The Opportunity Township hall, a Spanish colonial-style building at 12114 E. Sprague, turns 100 years old this year and its current occupant, the Spokane Valley Heritage Museum, will celebrate the centennial on Sept. 20 at 5 p.m. with a short program and the burial of a time capsule.
Until the 1960s, the waterfront in Coeur d’Alene served as a steamboat landing, a lumber mill, a sea plane dock, a train yard, an area of industrial warehouses and a log storage area. In the 1960s, the transformation to a tourist destination began in earnest.
James “Cashup” Davis, born in England in 1815, came to America 1840 to seek his fortune. His early success in the hospitality business led him to dream of a hotel perched atop Steptoe Butte, a rocky hill in the middle of the Palouse.
Spokane’s downtown had everything. From its founding in the 1870s to the end of its industrial boom in 1910, people came downtown by streetcar, then buses, for groceries, hardware, clothing, doctor appointments and restaurants.
The 1955 photo shows a city in transition. By some measures, the post-WWII economy was still slowing following the vigorous expansion of early Spokane, circa 1890 to 1910. Although Spokane was the economic and industrial center of the region, its proud skyline, with the Paulsen Medical and Dental Building and the Old National Bank building seemed sculpted in another era. Trains still trundled in and out of the area around Spokane Falls, but transportation was changing as the automobile offered a new freedom. In just a few years, the idea for a world’s fair to revitalize downtown would take hold and the rails and train depots of old Spokane were swept away for Expo ‘74. The shoreline of the Spokane River was recontoured. Many structures from Expo are still in use, like the Washington State Pavilion, a gleaming modern theater which would become the INB Performing Arts Center.
In the days before refrigerators, beer had to be made locally, often in the back of a saloon where it was sold. One of the first big breweries in Spokane was the New York Brewery, which opened in 1886 on the northwest corner of Washington and Front St., now called Spokane Falls Blvd.
The Rex Theater, decorated with an elaborate rococo plaster facade, opened at 326 W. Riverside around 1908 as the Empire Theater offering light opera, vaudeville shows and first-run silent movies in the midst of Spokane’s bustling boom years.
The Hall of Doges was designed to emulate the elegance of Doge’s palace in Venice, Italy.
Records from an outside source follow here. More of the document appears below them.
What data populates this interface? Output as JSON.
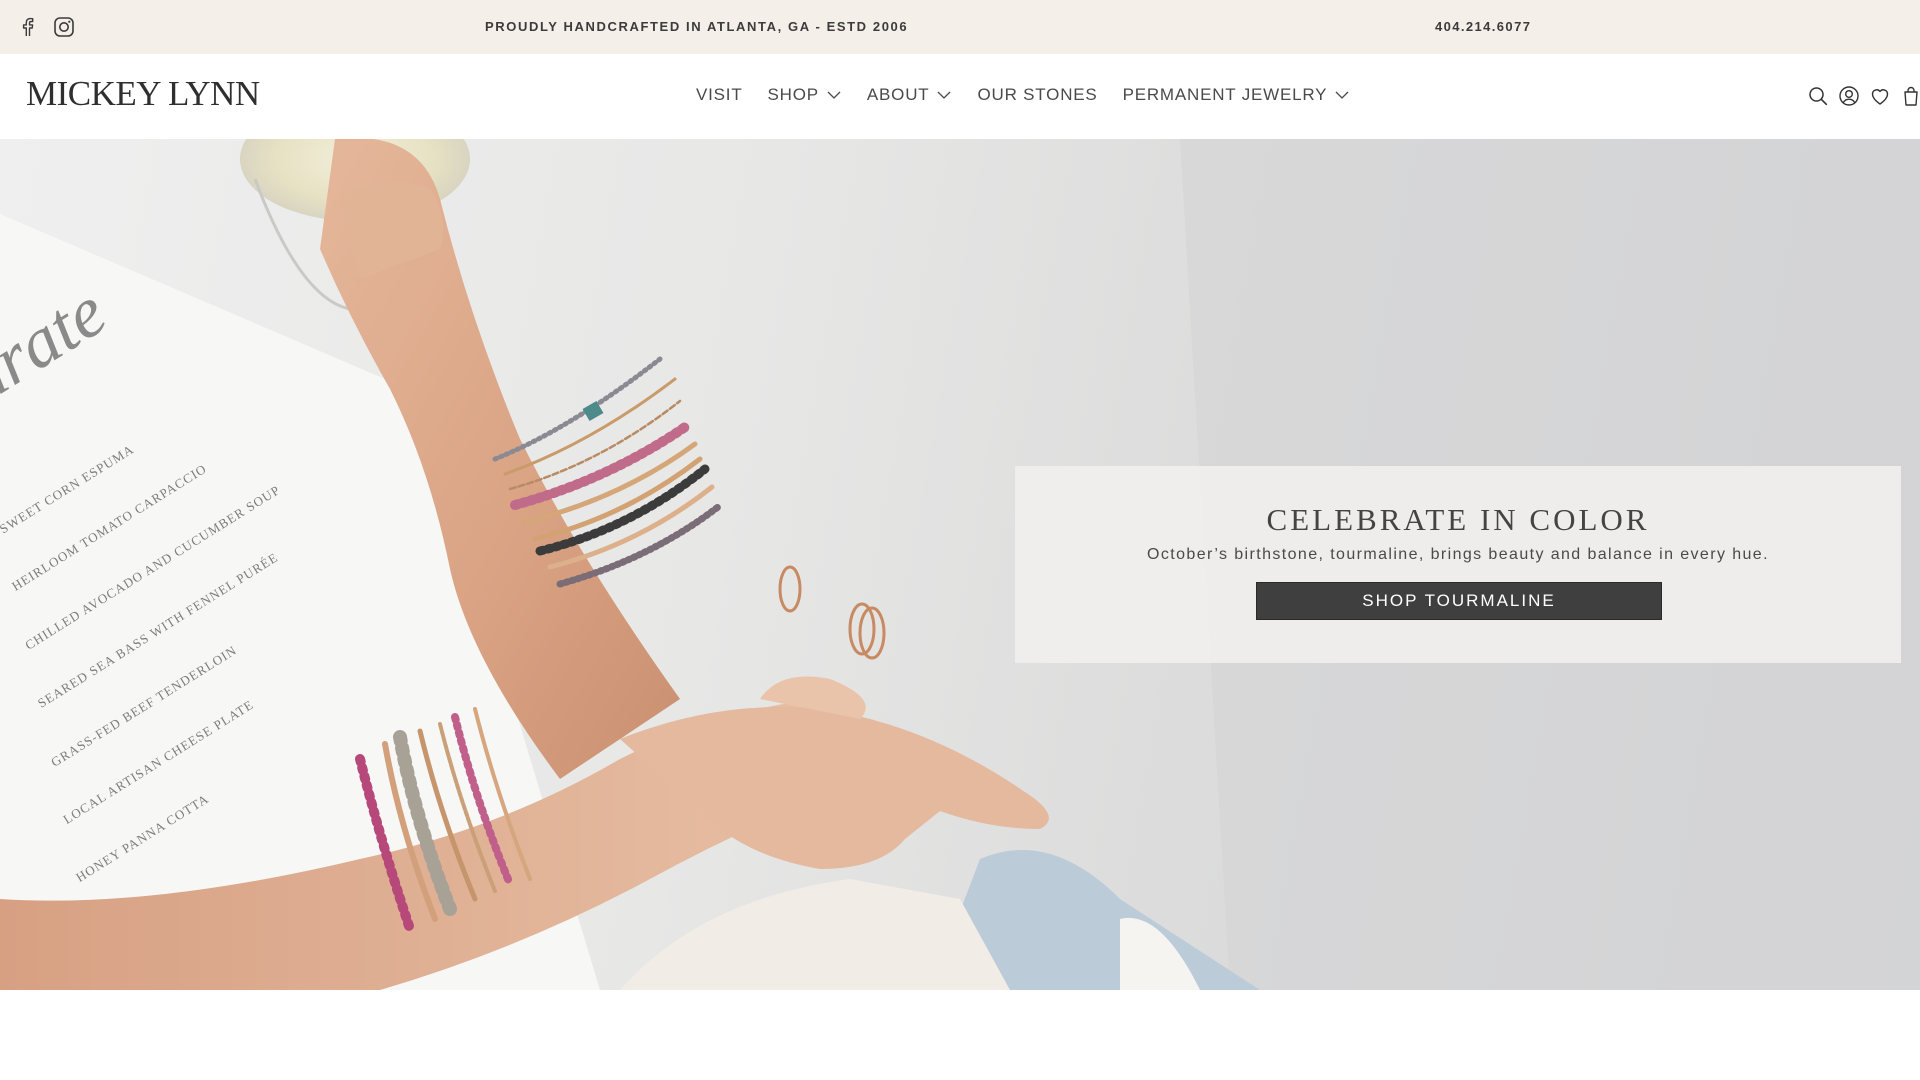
{
  "announcement": {
    "text": "PROUDLY HANDCRAFTED IN ATLANTA, GA - ESTD 2006",
    "phone": "404.214.6077",
    "social_icons": [
      "facebook-icon",
      "instagram-icon"
    ]
  },
  "header": {
    "logo": "MICKEY LYNN",
    "nav": [
      {
        "label": "VISIT",
        "has_dropdown": false
      },
      {
        "label": "SHOP",
        "has_dropdown": true
      },
      {
        "label": "ABOUT",
        "has_dropdown": true
      },
      {
        "label": "OUR STONES",
        "has_dropdown": false
      },
      {
        "label": "PERMANENT JEWELRY",
        "has_dropdown": true
      }
    ],
    "icons": [
      "search-icon",
      "account-icon",
      "wishlist-icon",
      "cart-icon"
    ]
  },
  "hero": {
    "title": "CELEBRATE IN COLOR",
    "subtitle": "October’s birthstone, tourmaline, brings beauty and balance in every hue.",
    "button_label": "SHOP TOURMALINE",
    "menu_card": {
      "heading": "urate",
      "items": [
        "SWEET CORN ESPUMA",
        "HEIRLOOM TOMATO CARPACCIO",
        "CHILLED AVOCADO AND CUCUMBER SOUP",
        "SEARED SEA BASS WITH FENNEL PURÉE",
        "GRASS-FED BEEF TENDERLOIN",
        "LOCAL ARTISAN CHEESE PLATE",
        "HONEY PANNA COTTA"
      ]
    }
  },
  "colors": {
    "announcement_bg": "#f5efea",
    "button_bg": "#3f3f3f",
    "text": "#3c3c3c"
  }
}
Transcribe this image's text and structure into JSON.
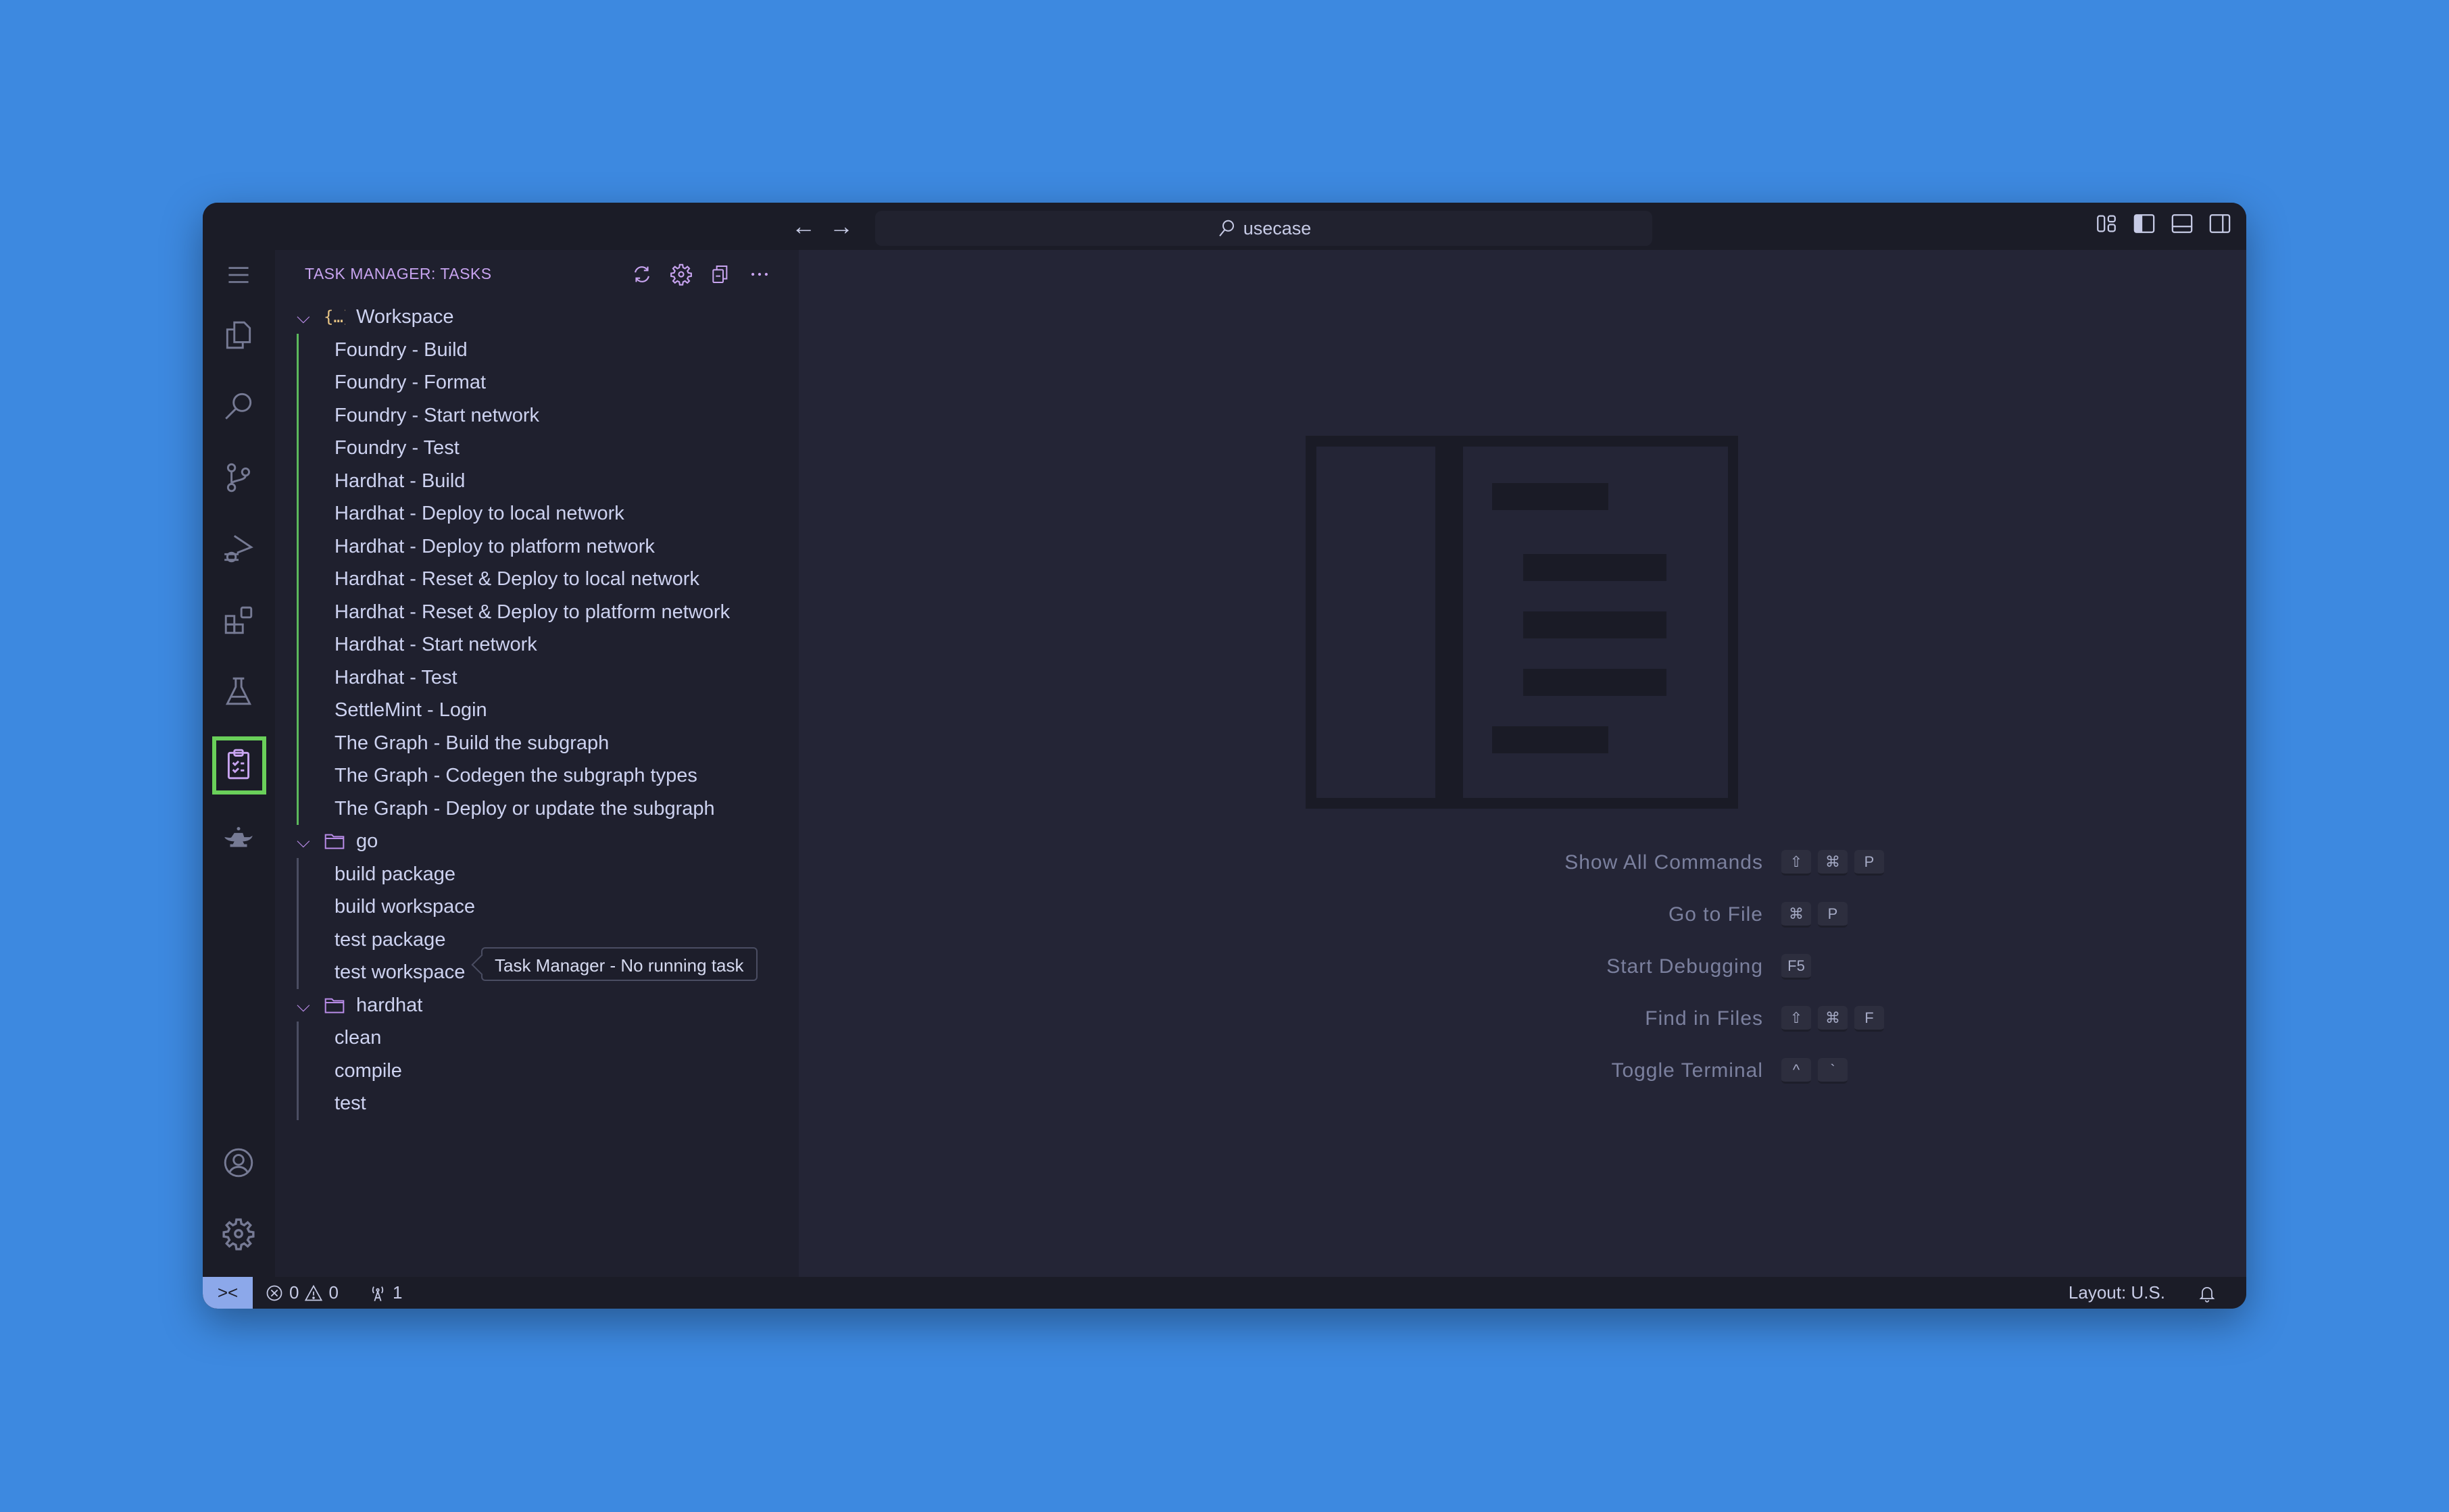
{
  "titlebar": {
    "back_icon": "arrow-left-icon",
    "forward_icon": "arrow-right-icon",
    "search_text": "usecase",
    "layout_icons": [
      "customize-layout-icon",
      "toggle-primary-sidebar-icon",
      "toggle-panel-icon",
      "toggle-secondary-sidebar-icon"
    ]
  },
  "activity_bar": {
    "items": [
      {
        "name": "menu",
        "icon": "hamburger-menu-icon"
      },
      {
        "name": "explorer",
        "icon": "files-icon"
      },
      {
        "name": "search",
        "icon": "search-icon"
      },
      {
        "name": "source-control",
        "icon": "source-control-icon"
      },
      {
        "name": "run-debug",
        "icon": "run-debug-icon"
      },
      {
        "name": "extensions",
        "icon": "extensions-icon"
      },
      {
        "name": "testing",
        "icon": "beaker-icon"
      },
      {
        "name": "task-manager",
        "icon": "clipboard-checklist-icon",
        "active": true
      },
      {
        "name": "genie",
        "icon": "magic-lamp-icon"
      }
    ],
    "bottom_items": [
      {
        "name": "accounts",
        "icon": "account-icon"
      },
      {
        "name": "manage",
        "icon": "gear-icon"
      }
    ]
  },
  "sidebar": {
    "title": "TASK MANAGER: TASKS",
    "actions": [
      "refresh-icon",
      "gear-icon",
      "collapse-all-icon",
      "more-icon"
    ],
    "groups": [
      {
        "label": "Workspace",
        "icon": "json-braces-icon",
        "tasks": [
          "Foundry - Build",
          "Foundry - Format",
          "Foundry - Start network",
          "Foundry - Test",
          "Hardhat - Build",
          "Hardhat - Deploy to local network",
          "Hardhat - Deploy to platform network",
          "Hardhat - Reset & Deploy to local network",
          "Hardhat - Reset & Deploy to platform network",
          "Hardhat - Start network",
          "Hardhat - Test",
          "SettleMint - Login",
          "The Graph - Build the subgraph",
          "The Graph - Codegen the subgraph types",
          "The Graph - Deploy or update the subgraph"
        ]
      },
      {
        "label": "go",
        "icon": "folder-icon",
        "tasks": [
          "build package",
          "build workspace",
          "test package",
          "test workspace"
        ]
      },
      {
        "label": "hardhat",
        "icon": "folder-icon",
        "tasks": [
          "clean",
          "compile",
          "test"
        ]
      }
    ]
  },
  "tooltip": {
    "text": "Task Manager - No running task"
  },
  "editor": {
    "shortcuts": [
      {
        "label": "Show All Commands",
        "keys": [
          "⇧",
          "⌘",
          "P"
        ]
      },
      {
        "label": "Go to File",
        "keys": [
          "⌘",
          "P"
        ]
      },
      {
        "label": "Start Debugging",
        "keys": [
          "F5"
        ]
      },
      {
        "label": "Find in Files",
        "keys": [
          "⇧",
          "⌘",
          "F"
        ]
      },
      {
        "label": "Toggle Terminal",
        "keys": [
          "^",
          "`"
        ]
      }
    ]
  },
  "statusbar": {
    "remote_icon": "remote-icon",
    "errors": "0",
    "warnings": "0",
    "ports": "1",
    "layout": "Layout: U.S.",
    "bell_icon": "bell-icon"
  },
  "colors": {
    "accent_purple": "#c8a4f0",
    "active_highlight": "#6ad05a",
    "remote_bg": "#8ca8ea",
    "background": "#3d89e0"
  }
}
Diners were transported into the world of Renaissance art and gilded scroll work. Developer Walt Worthy preserved the hall by crating it whole and removing it during the hotel’s refitting, then replacing it in 2001. Today it is a dining and meeting area outside the Grand Pennington ballroom.
This photo, by photographer Charles Libby, is looking southwest from the Spokane County courthouse tower at the Monroe Street Bridge, made of steel until 1909. Photo is circa 1903, according to “Spokane, Our Early History” by Suzanne and Tony Bamonte.
Sheriff Christopher C. Dempsey, second from left, is on the telephone in the Spokane County courthouse in a 1897 photo. Dempsey may have been preparing for the execution of Gin Pong, who was convicted of a gruesome hatchet murder. The Spokesman-Review said Pong was “a large Chinaman whom other Chinamen all despise and fear.” It would be the second of four official hangings in Spokane County history, not counting informal “necktie parties”. Curiosity brought some four thousand people, including children and many women “of refined appearance”, to walk through the jail, peering into Pong’s cell before his execution. The last hanging in Spokane was in 1917, after which the state mandated that any capital punishment would be carried out at the state prison in Walla Walla.
The Lilac Bloomsday Run turns 35 years old this year, a long way from a modest start. Encouraged by the mayor and and bolstered by sponsors and service organizations, founder Don Kardong, an Olympic marathon runner, led off the first race May 1, 1977.